Directions => The entries below are to be restated exactly, and their images are to be omitted.

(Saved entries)
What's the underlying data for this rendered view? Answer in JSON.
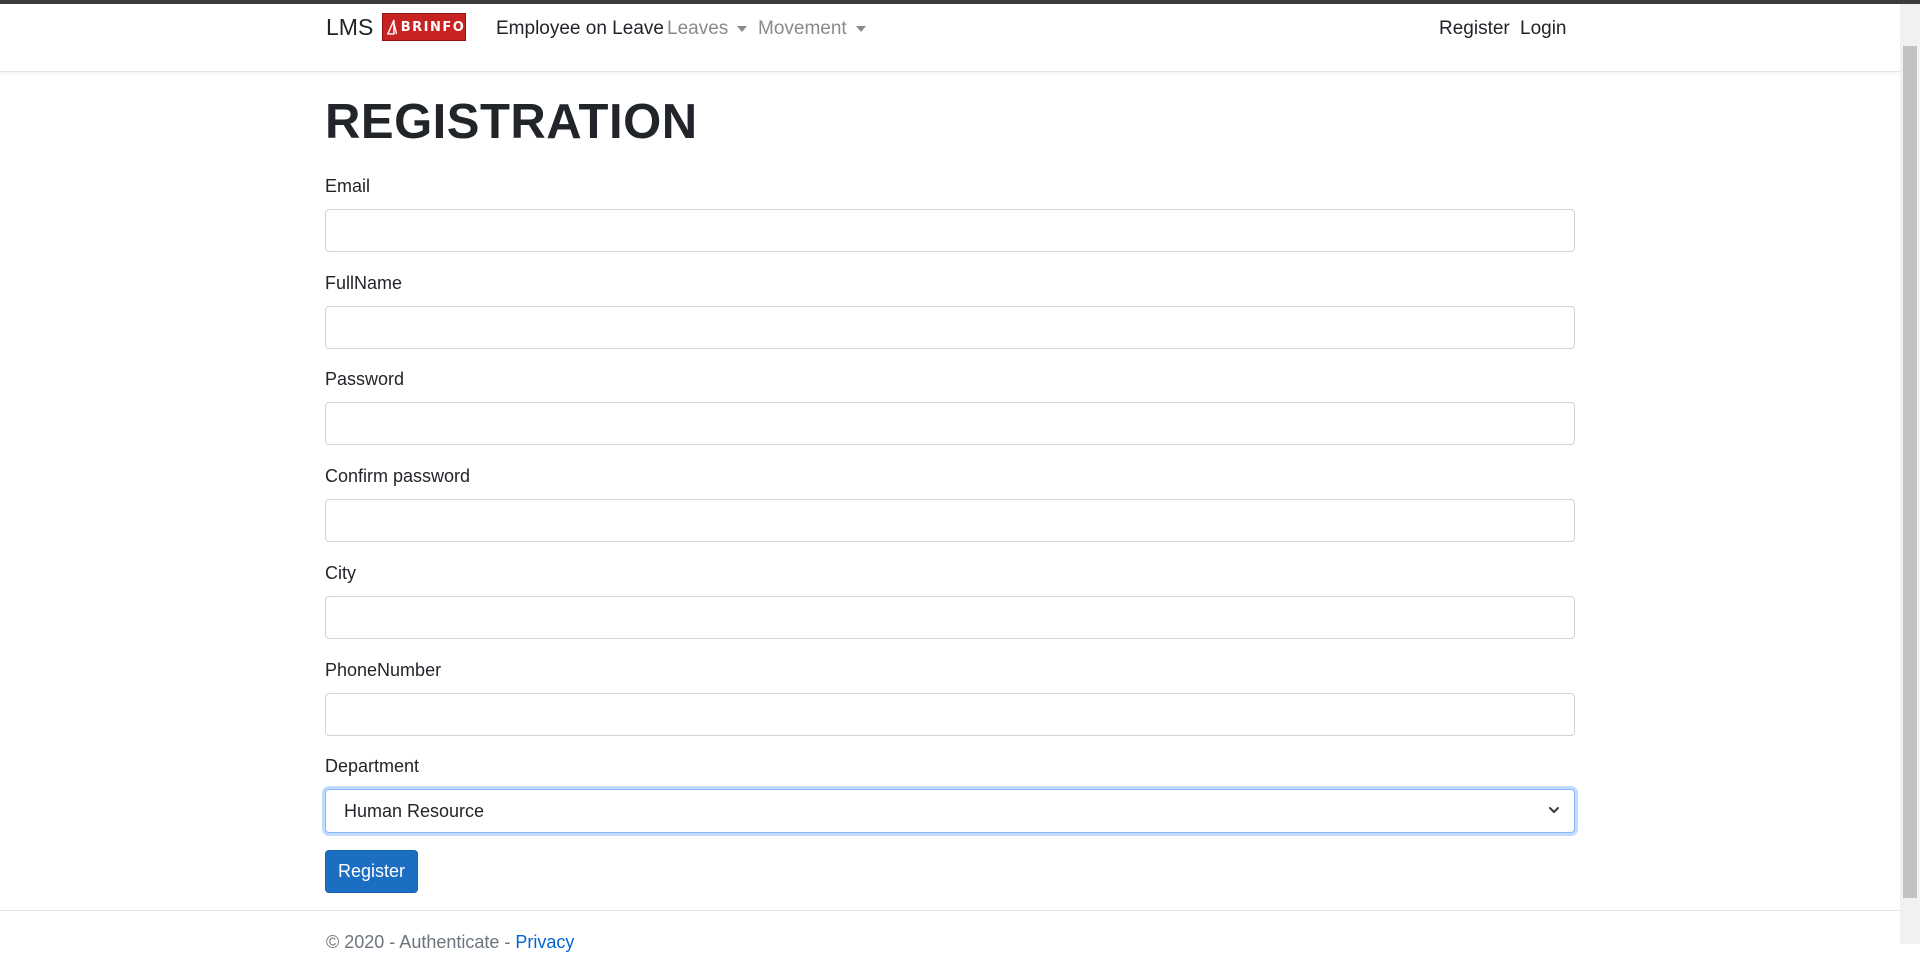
{
  "navbar": {
    "brand": "LMS",
    "logo_text": "BRINFO",
    "links": [
      {
        "label": "Employee on Leave"
      },
      {
        "label": "Leaves"
      },
      {
        "label": "Movement"
      }
    ],
    "right_links": [
      {
        "label": "Register"
      },
      {
        "label": "Login"
      }
    ]
  },
  "form": {
    "title": "REGISTRATION",
    "fields": [
      {
        "label": "Email",
        "value": ""
      },
      {
        "label": "FullName",
        "value": ""
      },
      {
        "label": "Password",
        "value": ""
      },
      {
        "label": "Confirm password",
        "value": ""
      },
      {
        "label": "City",
        "value": ""
      },
      {
        "label": "PhoneNumber",
        "value": ""
      }
    ],
    "department": {
      "label": "Department",
      "selected": "Human Resource"
    },
    "submit_label": "Register"
  },
  "footer": {
    "copyright": "© 2020 - Authenticate - ",
    "privacy": "Privacy"
  },
  "colors": {
    "primary": "#1b6ec2",
    "logo_red": "#c82323",
    "focus_border": "#86b7fe"
  }
}
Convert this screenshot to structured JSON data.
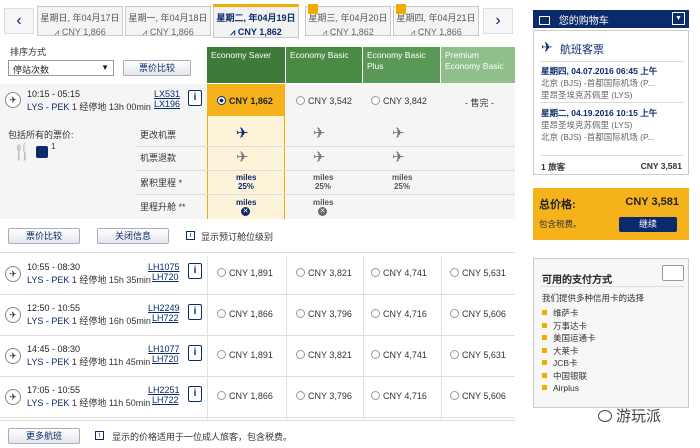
{
  "dates": {
    "prev_arrow": "‹",
    "next_arrow": "›",
    "tabs": [
      {
        "date": "星期日, 年04月17日",
        "price": "CNY 1,866"
      },
      {
        "date": "星期一, 年04月18日",
        "price": "CNY 1,866"
      },
      {
        "date": "星期二, 年04月19日",
        "price": "CNY 1,862"
      },
      {
        "date": "星期三, 年04月20日",
        "price": "CNY 1,862"
      },
      {
        "date": "星期四, 年04月21日",
        "price": "CNY 1,866"
      }
    ]
  },
  "sort": {
    "label": "排序方式",
    "value": "停站次数",
    "compare_btn": "票价比较"
  },
  "fare_columns": [
    {
      "label": "Economy Saver",
      "color": "#3f7a3a"
    },
    {
      "label": "Economy Basic",
      "color": "#4a8a45"
    },
    {
      "label": "Economy Basic Plus",
      "color": "#5a9955"
    },
    {
      "label": "Premium Economy Basic",
      "color": "#8fbf8a"
    }
  ],
  "selected_flight": {
    "time": "10:15 - 05:15",
    "route": "LYS - PEK",
    "stops": "1 经停地",
    "duration": "13h 00min",
    "flight1": "LX531",
    "flight2": "LX196",
    "info": "i",
    "prices": [
      "CNY 1,862",
      "CNY 3,542",
      "CNY 3,842",
      "- 售完 -"
    ]
  },
  "included": {
    "label": "包括所有的票价:",
    "count": "1",
    "rows": [
      {
        "label": "更改机票"
      },
      {
        "label": "机票退款"
      },
      {
        "label": "累积里程 *",
        "values": [
          "miles 25%",
          "miles 25%",
          "miles 25%"
        ]
      },
      {
        "label": "里程升舱 **",
        "values": [
          "miles",
          "miles"
        ]
      }
    ]
  },
  "actions": {
    "compare": "票价比较",
    "close": "关闭信息",
    "show_booking": "显示预订舱位级别"
  },
  "flights": [
    {
      "time": "10:55 - 08:30",
      "route": "LYS - PEK",
      "stops": "1 经停地",
      "duration": "15h 35min",
      "f1": "LH1075",
      "f2": "LH720",
      "prices": [
        "CNY 1,891",
        "CNY 3,821",
        "CNY 4,741",
        "CNY 5,631"
      ]
    },
    {
      "time": "12:50 - 10:55",
      "route": "LYS - PEK",
      "stops": "1 经停地",
      "duration": "16h 05min",
      "f1": "LH2249",
      "f2": "LH722",
      "prices": [
        "CNY 1,866",
        "CNY 3,796",
        "CNY 4,716",
        "CNY 5,606"
      ]
    },
    {
      "time": "14:45 - 08:30",
      "route": "LYS - PEK",
      "stops": "1 经停地",
      "duration": "11h 45min",
      "f1": "LH1077",
      "f2": "LH720",
      "prices": [
        "CNY 1,891",
        "CNY 3,821",
        "CNY 4,741",
        "CNY 5,631"
      ]
    },
    {
      "time": "17:05 - 10:55",
      "route": "LYS - PEK",
      "stops": "1 经停地",
      "duration": "11h 50min",
      "f1": "LH2251",
      "f2": "LH722",
      "prices": [
        "CNY 1,866",
        "CNY 3,796",
        "CNY 4,716",
        "CNY 5,606"
      ]
    }
  ],
  "more_flights": "更多航班",
  "footnote": "显示的价格适用于一位成人旅客，包含税费。",
  "cart": {
    "title": "您的购物车",
    "section": "航班客票",
    "seg1_date": "星期四, 04.07.2016 06:45 上午",
    "seg1_from": "北京 (BJS) -首都国际机场 (P...",
    "seg1_to": "里昂圣埃克苏佩里 (LYS)",
    "seg2_date": "星期二, 04.19.2016 10:15 上午",
    "seg2_from": "里昂圣埃克苏佩里 (LYS)",
    "seg2_to": "北京 (BJS) -首都国际机场 (P...",
    "pax": "1 旅客",
    "pax_price": "CNY 3,581",
    "total_label": "总价格:",
    "total": "CNY 3,581",
    "tax": "包含税费。",
    "continue": "继续"
  },
  "payment": {
    "title": "可用的支付方式",
    "intro": "我们提供多种信用卡的选择",
    "cards": [
      "维萨卡",
      "万事达卡",
      "美国运通卡",
      "大莱卡",
      "JCB卡",
      "中国银联",
      "Airplus"
    ]
  },
  "watermark": "游玩派"
}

Solution for this task =>
What's the underlying data for this rendered view? Answer in JSON.
{
  "navbar": {
    "brand": "LMS",
    "logo_text": "BRINFO",
    "links": [
      {
        "label": "Employee on Leave"
      },
      {
        "label": "Leaves"
      },
      {
        "label": "Movement"
      }
    ],
    "right_links": [
      {
        "label": "Register"
      },
      {
        "label": "Login"
      }
    ]
  },
  "form": {
    "title": "REGISTRATION",
    "fields": [
      {
        "label": "Email",
        "value": ""
      },
      {
        "label": "FullName",
        "value": ""
      },
      {
        "label": "Password",
        "value": ""
      },
      {
        "label": "Confirm password",
        "value": ""
      },
      {
        "label": "City",
        "value": ""
      },
      {
        "label": "PhoneNumber",
        "value": ""
      }
    ],
    "department": {
      "label": "Department",
      "selected": "Human Resource"
    },
    "submit_label": "Register"
  },
  "footer": {
    "copyright": "© 2020 - Authenticate - ",
    "privacy": "Privacy"
  },
  "colors": {
    "primary": "#1b6ec2",
    "logo_red": "#c82323",
    "focus_border": "#86b7fe"
  }
}
Convert this screenshot to structured JSON data.
{
  "dates": {
    "prev_arrow": "‹",
    "next_arrow": "›",
    "tabs": [
      {
        "date": "星期日, 年04月17日",
        "price": "CNY 1,866"
      },
      {
        "date": "星期一, 年04月18日",
        "price": "CNY 1,866"
      },
      {
        "date": "星期二, 年04月19日",
        "price": "CNY 1,862"
      },
      {
        "date": "星期三, 年04月20日",
        "price": "CNY 1,862"
      },
      {
        "date": "星期四, 年04月21日",
        "price": "CNY 1,866"
      }
    ]
  },
  "sort": {
    "label": "排序方式",
    "value": "停站次数",
    "compare_btn": "票价比较"
  },
  "fare_columns": [
    {
      "label": "Economy Saver",
      "color": "#3f7a3a"
    },
    {
      "label": "Economy Basic",
      "color": "#4a8a45"
    },
    {
      "label": "Economy Basic Plus",
      "color": "#5a9955"
    },
    {
      "label": "Premium Economy Basic",
      "color": "#8fbf8a"
    }
  ],
  "selected_flight": {
    "time": "10:15 - 05:15",
    "route": "LYS - PEK",
    "stops": "1 经停地",
    "duration": "13h 00min",
    "flight1": "LX531",
    "flight2": "LX196",
    "info": "i",
    "prices": [
      "CNY 1,862",
      "CNY 3,542",
      "CNY 3,842",
      "- 售完 -"
    ]
  },
  "included": {
    "label": "包括所有的票价:",
    "count": "1",
    "rows": [
      {
        "label": "更改机票"
      },
      {
        "label": "机票退款"
      },
      {
        "label": "累积里程 *",
        "values": [
          "miles 25%",
          "miles 25%",
          "miles 25%"
        ]
      },
      {
        "label": "里程升舱 **",
        "values": [
          "miles",
          "miles"
        ]
      }
    ]
  },
  "actions": {
    "compare": "票价比较",
    "close": "关闭信息",
    "show_booking": "显示预订舱位级别"
  },
  "flights": [
    {
      "time": "10:55 - 08:30",
      "route": "LYS - PEK",
      "stops": "1 经停地",
      "duration": "15h 35min",
      "f1": "LH1075",
      "f2": "LH720",
      "prices": [
        "CNY 1,891",
        "CNY 3,821",
        "CNY 4,741",
        "CNY 5,631"
      ]
    },
    {
      "time": "12:50 - 10:55",
      "route": "LYS - PEK",
      "stops": "1 经停地",
      "duration": "16h 05min",
      "f1": "LH2249",
      "f2": "LH722",
      "prices": [
        "CNY 1,866",
        "CNY 3,796",
        "CNY 4,716",
        "CNY 5,606"
      ]
    },
    {
      "time": "14:45 - 08:30",
      "route": "LYS - PEK",
      "stops": "1 经停地",
      "duration": "11h 45min",
      "f1": "LH1077",
      "f2": "LH720",
      "prices": [
        "CNY 1,891",
        "CNY 3,821",
        "CNY 4,741",
        "CNY 5,631"
      ]
    },
    {
      "time": "17:05 - 10:55",
      "route": "LYS - PEK",
      "stops": "1 经停地",
      "duration": "11h 50min",
      "f1": "LH2251",
      "f2": "LH722",
      "prices": [
        "CNY 1,866",
        "CNY 3,796",
        "CNY 4,716",
        "CNY 5,606"
      ]
    }
  ],
  "more_flights": "更多航班",
  "footnote": "显示的价格适用于一位成人旅客，包含税费。",
  "cart": {
    "title": "您的购物车",
    "section": "航班客票",
    "seg1_date": "星期四, 04.07.2016 06:45 上午",
    "seg1_from": "北京 (BJS) -首都国际机场 (P...",
    "seg1_to": "里昂圣埃克苏佩里 (LYS)",
    "seg2_date": "星期二, 04.19.2016 10:15 上午",
    "seg2_from": "里昂圣埃克苏佩里 (LYS)",
    "seg2_to": "北京 (BJS) -首都国际机场 (P...",
    "pax": "1 旅客",
    "pax_price": "CNY 3,581",
    "total_label": "总价格:",
    "total": "CNY 3,581",
    "tax": "包含税费。",
    "continue": "继续"
  },
  "payment": {
    "title": "可用的支付方式",
    "intro": "我们提供多种信用卡的选择",
    "cards": [
      "维萨卡",
      "万事达卡",
      "美国运通卡",
      "大莱卡",
      "JCB卡",
      "中国银联",
      "Airplus"
    ]
  },
  "watermark": "游玩派"
}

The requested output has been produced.